> _To do_:
Across the material below, how many lines hold the word "this"? Only the number should be given.

*** Block opens ***

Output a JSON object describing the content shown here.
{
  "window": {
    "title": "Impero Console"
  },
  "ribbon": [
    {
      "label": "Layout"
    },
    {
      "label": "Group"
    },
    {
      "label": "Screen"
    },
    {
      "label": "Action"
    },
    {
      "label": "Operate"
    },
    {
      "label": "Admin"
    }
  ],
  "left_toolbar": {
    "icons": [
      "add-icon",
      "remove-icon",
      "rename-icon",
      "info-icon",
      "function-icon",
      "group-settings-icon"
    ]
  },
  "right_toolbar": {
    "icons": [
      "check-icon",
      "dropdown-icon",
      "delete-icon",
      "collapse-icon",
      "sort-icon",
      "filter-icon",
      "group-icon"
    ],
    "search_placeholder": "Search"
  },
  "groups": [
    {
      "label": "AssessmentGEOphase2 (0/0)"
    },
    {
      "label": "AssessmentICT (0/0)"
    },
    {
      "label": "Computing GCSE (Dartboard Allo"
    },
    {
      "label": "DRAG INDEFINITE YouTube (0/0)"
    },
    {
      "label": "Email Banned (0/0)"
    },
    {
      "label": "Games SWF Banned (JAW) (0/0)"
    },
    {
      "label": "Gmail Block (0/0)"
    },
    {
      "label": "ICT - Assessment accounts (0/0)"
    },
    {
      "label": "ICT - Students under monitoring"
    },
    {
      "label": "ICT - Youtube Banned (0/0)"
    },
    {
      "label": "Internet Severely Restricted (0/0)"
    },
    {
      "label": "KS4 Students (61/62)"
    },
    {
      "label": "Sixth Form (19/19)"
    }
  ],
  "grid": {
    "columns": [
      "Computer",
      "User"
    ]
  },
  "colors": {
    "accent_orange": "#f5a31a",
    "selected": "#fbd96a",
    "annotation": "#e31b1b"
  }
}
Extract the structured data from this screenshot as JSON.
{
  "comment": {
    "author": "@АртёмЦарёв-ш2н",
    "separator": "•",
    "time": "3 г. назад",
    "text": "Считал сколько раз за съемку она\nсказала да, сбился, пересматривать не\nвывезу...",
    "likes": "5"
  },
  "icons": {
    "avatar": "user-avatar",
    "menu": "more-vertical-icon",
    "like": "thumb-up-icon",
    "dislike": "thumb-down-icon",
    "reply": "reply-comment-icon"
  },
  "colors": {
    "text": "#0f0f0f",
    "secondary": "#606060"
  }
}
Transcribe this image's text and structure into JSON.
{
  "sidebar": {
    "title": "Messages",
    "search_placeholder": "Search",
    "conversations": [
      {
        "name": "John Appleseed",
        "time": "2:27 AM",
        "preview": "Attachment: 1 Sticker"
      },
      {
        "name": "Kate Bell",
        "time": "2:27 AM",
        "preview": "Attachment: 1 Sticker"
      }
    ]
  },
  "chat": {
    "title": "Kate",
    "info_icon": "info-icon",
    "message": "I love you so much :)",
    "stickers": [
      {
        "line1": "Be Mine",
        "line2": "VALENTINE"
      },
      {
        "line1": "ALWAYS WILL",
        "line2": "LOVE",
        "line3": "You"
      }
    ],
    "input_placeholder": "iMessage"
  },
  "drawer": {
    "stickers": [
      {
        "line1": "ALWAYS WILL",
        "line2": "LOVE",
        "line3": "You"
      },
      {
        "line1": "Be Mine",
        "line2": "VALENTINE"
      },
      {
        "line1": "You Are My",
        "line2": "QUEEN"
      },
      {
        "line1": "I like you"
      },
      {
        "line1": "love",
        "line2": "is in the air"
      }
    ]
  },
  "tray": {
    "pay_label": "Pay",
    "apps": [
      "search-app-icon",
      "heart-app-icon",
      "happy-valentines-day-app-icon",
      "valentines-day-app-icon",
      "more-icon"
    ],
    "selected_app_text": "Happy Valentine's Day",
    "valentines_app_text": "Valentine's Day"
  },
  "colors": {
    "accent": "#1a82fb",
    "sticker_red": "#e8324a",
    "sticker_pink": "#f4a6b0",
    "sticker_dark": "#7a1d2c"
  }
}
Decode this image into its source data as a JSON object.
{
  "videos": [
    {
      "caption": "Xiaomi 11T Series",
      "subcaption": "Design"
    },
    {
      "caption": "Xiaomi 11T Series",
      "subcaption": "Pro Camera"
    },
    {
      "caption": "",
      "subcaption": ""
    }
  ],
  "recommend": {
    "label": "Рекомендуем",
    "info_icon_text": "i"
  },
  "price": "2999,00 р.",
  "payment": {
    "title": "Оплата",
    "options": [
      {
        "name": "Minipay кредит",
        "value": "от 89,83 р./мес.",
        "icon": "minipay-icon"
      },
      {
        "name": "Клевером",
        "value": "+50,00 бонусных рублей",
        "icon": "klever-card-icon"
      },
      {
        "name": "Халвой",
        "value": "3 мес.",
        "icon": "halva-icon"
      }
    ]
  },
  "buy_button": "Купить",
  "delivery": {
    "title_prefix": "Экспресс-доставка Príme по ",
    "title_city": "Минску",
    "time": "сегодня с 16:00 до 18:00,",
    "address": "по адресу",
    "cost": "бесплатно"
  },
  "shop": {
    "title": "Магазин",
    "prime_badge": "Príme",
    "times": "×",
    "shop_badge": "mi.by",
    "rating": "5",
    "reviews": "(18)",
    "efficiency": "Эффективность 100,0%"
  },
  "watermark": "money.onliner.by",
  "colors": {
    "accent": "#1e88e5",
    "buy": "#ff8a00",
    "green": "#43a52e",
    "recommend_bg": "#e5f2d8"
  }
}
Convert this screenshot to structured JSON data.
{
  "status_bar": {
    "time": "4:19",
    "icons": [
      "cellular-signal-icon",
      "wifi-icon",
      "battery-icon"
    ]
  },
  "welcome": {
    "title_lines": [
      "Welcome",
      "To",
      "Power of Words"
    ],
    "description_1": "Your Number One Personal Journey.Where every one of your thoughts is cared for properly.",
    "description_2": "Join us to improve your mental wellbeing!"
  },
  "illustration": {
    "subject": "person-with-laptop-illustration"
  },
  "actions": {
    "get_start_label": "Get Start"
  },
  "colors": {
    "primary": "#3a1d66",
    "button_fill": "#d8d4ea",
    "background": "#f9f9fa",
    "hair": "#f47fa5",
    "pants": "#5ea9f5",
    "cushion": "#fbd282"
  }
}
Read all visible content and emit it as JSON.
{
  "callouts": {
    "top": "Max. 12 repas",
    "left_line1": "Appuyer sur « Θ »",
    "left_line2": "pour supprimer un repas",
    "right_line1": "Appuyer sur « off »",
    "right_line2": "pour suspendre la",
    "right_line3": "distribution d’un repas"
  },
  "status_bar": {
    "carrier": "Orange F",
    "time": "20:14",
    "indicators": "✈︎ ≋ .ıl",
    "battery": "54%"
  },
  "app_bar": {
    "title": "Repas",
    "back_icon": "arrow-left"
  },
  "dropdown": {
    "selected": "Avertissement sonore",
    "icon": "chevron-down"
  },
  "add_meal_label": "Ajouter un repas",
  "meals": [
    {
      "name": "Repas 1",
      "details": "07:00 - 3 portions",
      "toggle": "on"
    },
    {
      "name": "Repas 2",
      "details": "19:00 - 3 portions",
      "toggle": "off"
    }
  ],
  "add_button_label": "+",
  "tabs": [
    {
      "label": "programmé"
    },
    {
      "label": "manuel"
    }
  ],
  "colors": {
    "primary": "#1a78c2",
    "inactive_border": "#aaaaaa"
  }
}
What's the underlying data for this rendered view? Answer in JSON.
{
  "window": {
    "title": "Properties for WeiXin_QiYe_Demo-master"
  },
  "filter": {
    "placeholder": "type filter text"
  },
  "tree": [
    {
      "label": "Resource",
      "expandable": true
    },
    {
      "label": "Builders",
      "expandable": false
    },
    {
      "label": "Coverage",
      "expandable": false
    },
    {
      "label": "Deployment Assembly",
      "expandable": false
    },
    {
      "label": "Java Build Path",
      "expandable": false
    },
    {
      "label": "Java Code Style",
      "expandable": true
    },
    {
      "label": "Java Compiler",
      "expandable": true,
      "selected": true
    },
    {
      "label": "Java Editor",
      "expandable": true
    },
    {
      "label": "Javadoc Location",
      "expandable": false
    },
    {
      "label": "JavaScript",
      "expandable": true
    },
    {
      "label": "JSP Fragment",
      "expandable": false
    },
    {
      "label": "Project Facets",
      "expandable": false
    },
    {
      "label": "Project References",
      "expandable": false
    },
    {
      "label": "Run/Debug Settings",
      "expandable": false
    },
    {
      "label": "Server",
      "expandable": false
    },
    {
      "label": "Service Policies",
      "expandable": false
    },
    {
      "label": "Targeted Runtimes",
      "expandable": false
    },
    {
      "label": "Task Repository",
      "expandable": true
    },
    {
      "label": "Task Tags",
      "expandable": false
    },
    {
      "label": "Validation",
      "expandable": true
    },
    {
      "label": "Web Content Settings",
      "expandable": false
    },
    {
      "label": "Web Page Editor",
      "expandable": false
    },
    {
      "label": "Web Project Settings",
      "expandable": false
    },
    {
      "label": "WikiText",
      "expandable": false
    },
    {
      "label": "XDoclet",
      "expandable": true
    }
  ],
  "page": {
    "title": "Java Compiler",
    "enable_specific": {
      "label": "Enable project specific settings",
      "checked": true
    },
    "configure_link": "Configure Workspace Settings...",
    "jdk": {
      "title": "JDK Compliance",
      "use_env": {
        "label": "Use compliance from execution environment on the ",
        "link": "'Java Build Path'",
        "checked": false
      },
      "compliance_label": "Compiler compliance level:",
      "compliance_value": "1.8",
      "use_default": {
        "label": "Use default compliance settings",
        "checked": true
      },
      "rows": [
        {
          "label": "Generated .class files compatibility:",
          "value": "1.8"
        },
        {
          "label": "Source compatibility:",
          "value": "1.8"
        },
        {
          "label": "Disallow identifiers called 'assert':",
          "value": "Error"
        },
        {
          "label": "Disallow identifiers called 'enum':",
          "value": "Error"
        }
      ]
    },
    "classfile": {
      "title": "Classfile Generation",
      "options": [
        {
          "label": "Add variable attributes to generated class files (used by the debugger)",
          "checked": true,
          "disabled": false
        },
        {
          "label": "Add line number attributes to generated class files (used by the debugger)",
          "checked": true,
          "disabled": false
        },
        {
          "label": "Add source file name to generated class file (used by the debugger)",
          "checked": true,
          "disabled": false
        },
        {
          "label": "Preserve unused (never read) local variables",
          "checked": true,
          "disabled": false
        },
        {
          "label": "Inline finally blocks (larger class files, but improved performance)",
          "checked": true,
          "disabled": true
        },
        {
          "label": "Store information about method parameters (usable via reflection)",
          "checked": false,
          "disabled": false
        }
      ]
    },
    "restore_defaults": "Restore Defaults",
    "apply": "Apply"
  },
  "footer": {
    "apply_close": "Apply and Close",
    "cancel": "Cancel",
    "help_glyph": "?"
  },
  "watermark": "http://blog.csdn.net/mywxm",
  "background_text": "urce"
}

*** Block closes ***

> _Result_:
5